TASK => In the records that follow, how many lines contain the word "interface"? Give only that figure.

PROVIDED ENTRIES =>

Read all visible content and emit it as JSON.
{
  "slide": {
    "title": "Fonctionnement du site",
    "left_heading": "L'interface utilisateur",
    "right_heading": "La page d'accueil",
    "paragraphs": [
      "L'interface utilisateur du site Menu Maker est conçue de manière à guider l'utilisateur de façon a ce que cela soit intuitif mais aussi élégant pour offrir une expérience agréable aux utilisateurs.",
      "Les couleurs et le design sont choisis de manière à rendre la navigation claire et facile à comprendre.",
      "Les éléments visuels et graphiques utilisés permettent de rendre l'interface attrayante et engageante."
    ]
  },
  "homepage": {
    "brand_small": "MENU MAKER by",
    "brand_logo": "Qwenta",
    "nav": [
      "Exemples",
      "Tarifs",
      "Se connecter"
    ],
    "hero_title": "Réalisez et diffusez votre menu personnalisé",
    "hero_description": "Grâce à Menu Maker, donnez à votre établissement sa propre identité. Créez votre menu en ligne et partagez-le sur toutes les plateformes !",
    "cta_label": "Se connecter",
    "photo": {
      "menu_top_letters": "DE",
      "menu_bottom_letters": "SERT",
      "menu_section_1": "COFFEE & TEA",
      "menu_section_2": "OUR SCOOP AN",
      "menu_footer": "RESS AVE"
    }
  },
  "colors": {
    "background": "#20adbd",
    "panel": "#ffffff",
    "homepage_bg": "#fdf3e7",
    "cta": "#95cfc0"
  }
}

WRITTEN SOLUTION => 3